Alyson Stoner reveals she put herself through conversion therapy

World of Wonder/Getty Images for World of Wonder/Stonewall Inn Gives Back

Alyson Stoner opened up about one of the lowest moments of her life, revealing she went through conversion therapy in 2018.

Conversion therapy is described as a practice to forcibly change an individual’s sexual orientation or gender identity.  At least 20 states have banned the practice on minors.

The Suite Life of Zach & Cody star recently spoke to Insider and admitted she struggled to come to terms with her sexuality because it conflicted with her religion.  Stoner, who identifies as pansexual, said her struggles worsened after she fell in love with another woman.

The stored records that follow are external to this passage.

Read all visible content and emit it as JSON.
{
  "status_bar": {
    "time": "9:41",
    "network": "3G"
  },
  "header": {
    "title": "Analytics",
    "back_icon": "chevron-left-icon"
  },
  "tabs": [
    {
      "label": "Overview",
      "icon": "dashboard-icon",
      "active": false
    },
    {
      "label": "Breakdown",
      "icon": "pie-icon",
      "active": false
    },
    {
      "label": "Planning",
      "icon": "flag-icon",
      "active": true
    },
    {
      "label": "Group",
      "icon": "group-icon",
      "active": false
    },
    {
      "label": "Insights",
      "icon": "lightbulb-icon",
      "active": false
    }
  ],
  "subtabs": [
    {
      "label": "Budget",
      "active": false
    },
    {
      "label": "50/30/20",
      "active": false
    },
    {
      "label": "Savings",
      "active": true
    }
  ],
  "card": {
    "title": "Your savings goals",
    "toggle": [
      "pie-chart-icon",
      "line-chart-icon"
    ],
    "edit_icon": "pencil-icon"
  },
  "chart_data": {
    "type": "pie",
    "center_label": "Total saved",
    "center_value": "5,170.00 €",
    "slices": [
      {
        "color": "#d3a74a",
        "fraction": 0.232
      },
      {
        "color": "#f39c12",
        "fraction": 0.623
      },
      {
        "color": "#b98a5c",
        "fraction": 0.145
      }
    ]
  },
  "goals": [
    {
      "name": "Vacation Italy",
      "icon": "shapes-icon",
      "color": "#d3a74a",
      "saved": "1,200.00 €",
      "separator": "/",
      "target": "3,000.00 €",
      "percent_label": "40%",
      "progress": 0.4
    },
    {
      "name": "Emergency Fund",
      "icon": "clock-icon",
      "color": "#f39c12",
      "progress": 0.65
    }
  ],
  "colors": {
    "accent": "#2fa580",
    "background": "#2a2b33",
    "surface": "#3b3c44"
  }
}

“I felt stuck. I felt wretched. I felt like everything was wrong with me,” Stoner, 27, explained. Shortly after, she said she admitted herself into an “outpatient variation” of conversion therapy “because I just wanted to do the right thing.”

Stoner admits what she experienced while undergoing conversion therapy three years ago is “legitimately difficult” to discuss.

“My mind doesn’t want to even go there,” the actress confessed, noting that trying to recall the memories makes her shake. “I’m not capable yet of going back and recounting specifics, which is an indicator of just how difficult that chapter was for me.”

The Mind Body Pride author hopes her story will serve as a cautionary tale for others considering conversion therapy, noting, “The dangers are measurable.”

LGBTQ youth who undergo conversion therapy are more than twice as likely to attempt suicide compared to those who do not, reports LGBTQ suicide prevention organization The Trevor Project.  Stoner admits the therapy made her wonder if her “life was worth living.”

“Even if someone comes out of it on the other side and says, ‘Hey, no, I’m living a great life,’ there are scars there. There are shadows,” she expressed, noting she now understands that her sexuality is “very natural.”

If you are struggling with thoughts of suicide, or worried about a friend or loved one, help is available. Call the National Suicide Prevention Lifeline at 1-800-273-8255 [TALK] for free confidential emotional support 24 hours a day, 7 days a week. Even if it feels like it, you are not alone.


Copyright © 2021, ABC Audio. All rights reserved.